Help the Uninsured (Without Going Broke)
HealthLeaders August 2008 The number of people who can't pay much—or anything—for their care just keeps rising. Some hospitals have found new ways to help them while still protecting the financial health of the hospital. [Read More]
Money Talk

Scripps Health, San Diego
Rating: A1
Outlook: Stable
Affected Debt: $389 million
Agency: Moody's Investors Service
Remarks: Upgraded from A2 thanks in part to fourth consecutive year of strong operating income, including a 5.6% margin, and an operating cash flow margin of 10.2%. [Read More]
Audio Feature

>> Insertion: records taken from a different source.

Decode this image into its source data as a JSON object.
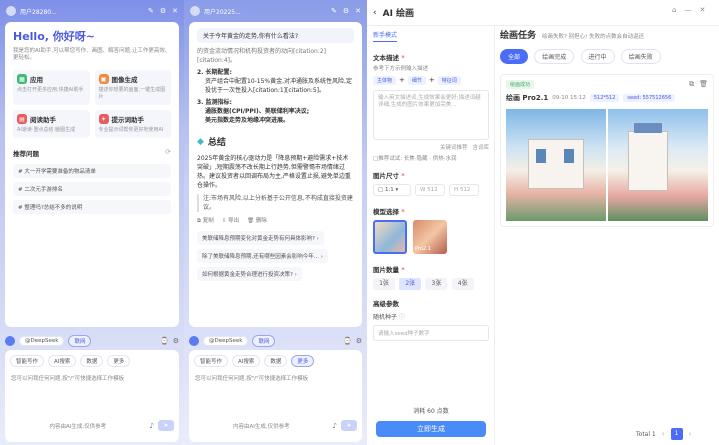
{
  "left": {
    "user": "用户28280...",
    "greeting": "Hello, 你好呀~",
    "intro": "我是您的AI助手,可以帮您写作、画图、解答问题,让工作更高效、更轻松。",
    "cards": [
      {
        "title": "应用",
        "desc": "点击打开更多应用,快捷AI助手",
        "color": "#3fb97a"
      },
      {
        "title": "图像生成",
        "desc": "描述你想要的画面,一键生成图片",
        "color": "#f08a3c"
      },
      {
        "title": "阅读助手",
        "desc": "AI速读·重点总结·脑图生成",
        "color": "#e85d5d"
      },
      {
        "title": "提示词助手",
        "desc": "专业提示词帮你更好地使用AI",
        "color": "#e85d5d"
      }
    ],
    "recommend_title": "推荐问题",
    "questions": [
      "# 大一开学需要准备的物品清单",
      "# 二次元手游排名",
      "# 整理吗?总结不多的说明"
    ],
    "model": "@DeepSeek",
    "net": "联网",
    "tools": [
      "智能写作",
      "AI搜索",
      "数据",
      "更多"
    ],
    "placeholder": "您可以问我任何问题,按\"/\"可快捷选择工作模板",
    "footer": "内容由AI生成,仅供参考"
  },
  "mid": {
    "user": "用户20225...",
    "question": "关于今年黄金的走势,你有什么看法?",
    "para0": "的资金流动情况和机构投资者的动向[citation:2][citation:4]。",
    "h2": "2. 长期配置:",
    "b2": "资产组合中配置10-15%黄金,对冲通胀及系统性风险,定投优于一次性投入[citation:1][citation:5]。",
    "h3": "3. 监测指标:",
    "b3a": "通胀数据(CPI/PPI)、美联储利率决议;",
    "b3b": "美元指数走势及地缘冲突进展。",
    "summary_title": "总结",
    "summary": "2025年黄金的核心驱动力是「降息预期+避险需求+技术突破」,短期震荡不改长期上行趋势,但需警惕市场情绪过热。建议投资者以回调布局为主,严格设置止损,避免单边重仓操作。",
    "note": "注:市场有风险,以上分析基于公开信息,不构成直接投资建议。",
    "actions": [
      "复制",
      "导出",
      "删除"
    ],
    "followups": [
      "美联储降息预期变化对黄金走势有何具体影响?",
      "除了美联储降息预期,还有哪些因素会影响今年...",
      "如何根据黄金走势合理进行投资决策?"
    ],
    "model": "@DeepSeek",
    "net": "联网",
    "tools": [
      "智能写作",
      "AI搜索",
      "数据",
      "更多"
    ],
    "placeholder": "您可以问我任何问题,按\"/\"可快捷选择工作模板",
    "footer": "内容由AI生成,仅供参考"
  },
  "right": {
    "title": "AI 绘画",
    "mode": "新手模式",
    "prompt_label": "文本描述",
    "prompt_hint": "参考下方示例输入描述",
    "prompt_tags": [
      "主体物",
      "细节",
      "特征词"
    ],
    "prompt_placeholder": "输入英文描述词,生成效果会更好;描述词越详细,生成的图片效果更加完美...",
    "keyword_link": "关键词推荐",
    "magic_link": "含词库",
    "style_prefix": "□推荐试试: 长焦·隐藏 · 供热·水润",
    "size_label": "图片尺寸",
    "ratio": "1:1",
    "width": "W 512",
    "height": "H 512",
    "model_label": "模型选择",
    "models": [
      "Pro2.1"
    ],
    "count_label": "图片数量",
    "counts": [
      "1张",
      "2张",
      "3张",
      "4张"
    ],
    "count_selected": 1,
    "adv_label": "高级参数",
    "seed_label": "随机种子",
    "seed_placeholder": "请输入seed种子数字",
    "cost": "消耗 60 点数",
    "generate": "立即生成",
    "task_title": "绘画任务",
    "task_sub": "绘画失败? 别担心! 失败的点数会自动返还",
    "task_tabs": [
      "全部",
      "绘画完成",
      "进行中",
      "绘画失败"
    ],
    "task_selected": 0,
    "status": "绘画成功",
    "task_name": "绘画 Pro2.1",
    "task_time": "09-10 15:12",
    "task_size": "512*512",
    "task_seed": "seed: 557512656",
    "total": "Total 1",
    "page": "1"
  }
}
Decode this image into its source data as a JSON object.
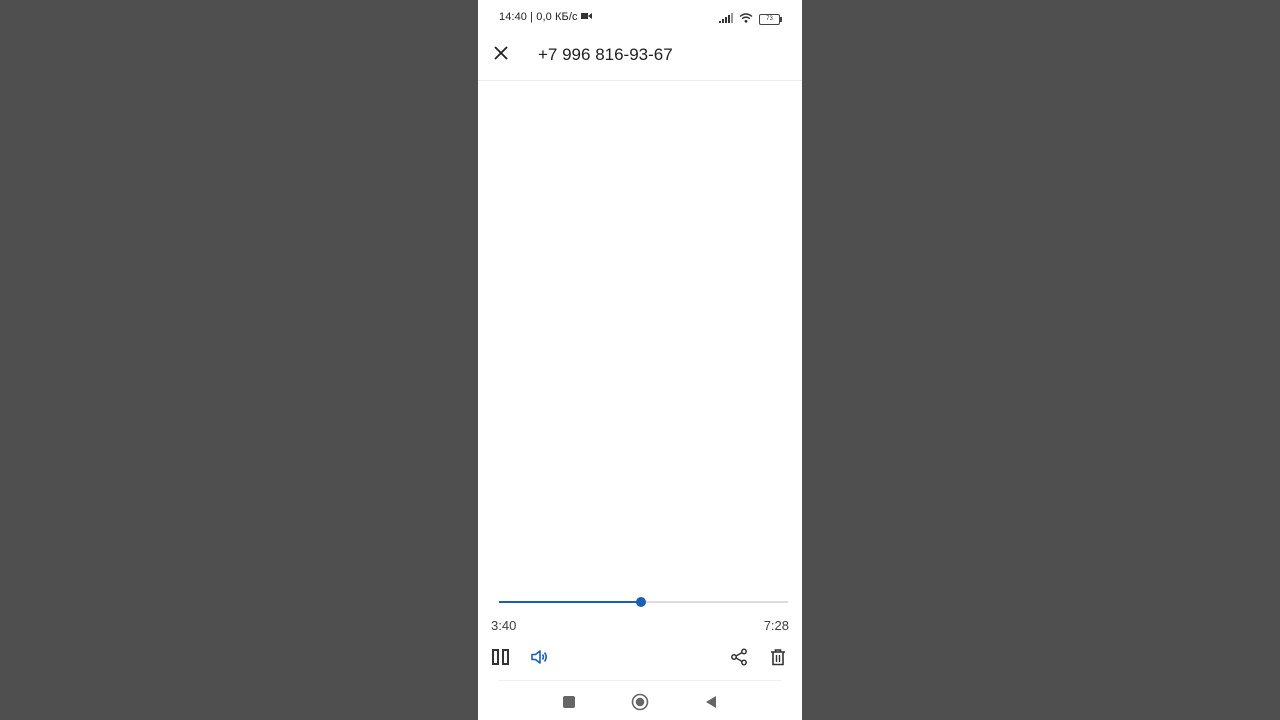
{
  "status_bar": {
    "time_and_speed": "14:40 | 0,0 КБ/с",
    "battery": "73",
    "icons": [
      "video-camera-icon",
      "signal-icon",
      "wifi-icon",
      "battery-icon"
    ]
  },
  "app_bar": {
    "title": "+7 996 816-93-67",
    "close_icon": "close-icon"
  },
  "player": {
    "elapsed": "3:40",
    "total": "7:28",
    "progress": 0.49,
    "accent_color": "#1a5fb4",
    "controls": [
      "pause-icon",
      "speaker-icon",
      "share-icon",
      "delete-icon"
    ]
  },
  "nav_bar": {
    "buttons": [
      "recents-icon",
      "home-icon",
      "back-icon"
    ]
  }
}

Preparing for the RAC: This week, I spoke with Michael Taylor, MD, about the CMS Recovery Audit Contractor demonstration project. Though the RAC program has yet to be rolled out nationwide, it's coming soon, and hospitals will need to know how best to respond to an audit's findings. [Listen Now]